He waited, arm drawn back, fist balled, but in no hurry to strike; this pause, he knew, might be an extension of his life. And to live even a few seconds longer, he felt, even out here on this ledge in the night, was infinitely better than to die a moment earlier than he had to. His arm grew tired, and he brought it down and rested it.
Then he knew that it was time to make the attempt. He could not kneel here hesitating indefinitely till he lost all courage to act, waiting till he slipped off the ledge. Again he drew back his arm, knowing this time that he would not bring it down till he struck. His elbow protruding over Lexington Avenue far below, the fingers of his other hand pressed down bloodlessly tight against the narrow stripping, he waited, feeling the sick tenseness and terrible excitement building. It grew and swelled toward the moment of action, his nerves tautening. He thought of Clare—just a wordless, yearning thought—and then drew his arm back just a bit more, fist so tight his fingers pained him, and knowing he was going to do it. Then with full power, with every last scrap of strength he could bring to bear, he shot his arm forward toward the glass, and he said "Clare!"
He heard the sound, felt the blow, felt himself falling forward, and his hand closed on the living-room curtains, the shards and fragments of glass showering onto the floor. And then, kneeling there on the ledge, an arm thrust into the room up to the shoulder, he began picking away the protruding slivers and great wedges of glass from the window frame, tossing them in onto the rug. And, as he grasped the edges of the empty window frame and climbed into his home, he was grinning in triumph.
He did not lie down on the floor or run through the apartment, as he had promised himself; even in the first few moments it seemed to him natural and normal that he should be where he was. He simply turned to his desk, pulled the crumpled yellow sheet from his pocket, and laid it down where it had been, smoothing it out; then he absently laid a pencil across it to weight it down. He shook his head wonderingly, and turned to walk toward the closet.
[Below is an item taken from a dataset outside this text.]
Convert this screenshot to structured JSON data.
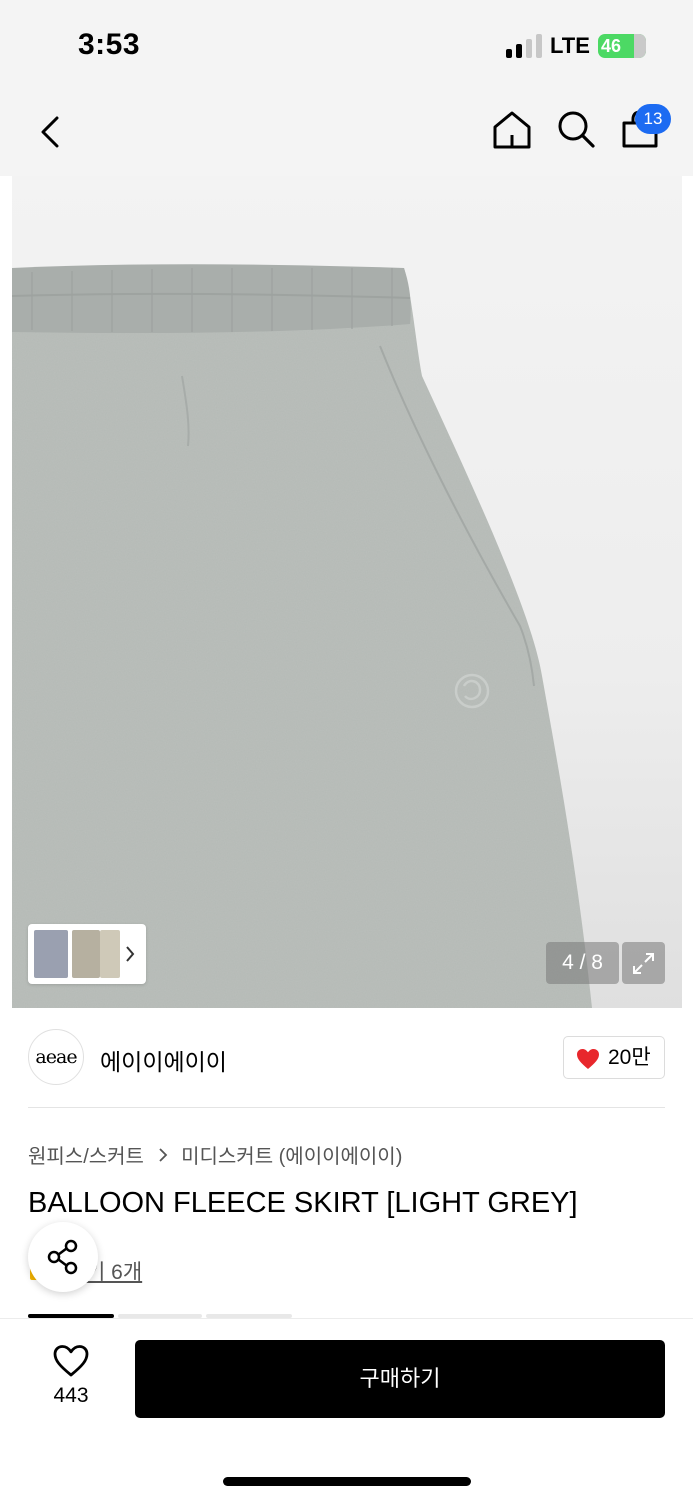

There he got out his topcoat and hat and, without waiting to put them on, opened the front door and stepped out, to go find his wife. He turned to pull the door closed and warm air from the hall rushed through the narrow opening again. As he saw the yellow paper, the pencil flying, scooped off the desk and, unimpeded by the glassless window, sail out into the night and out of his life, Tom Benecke burst into laughter and then closed the door behind him.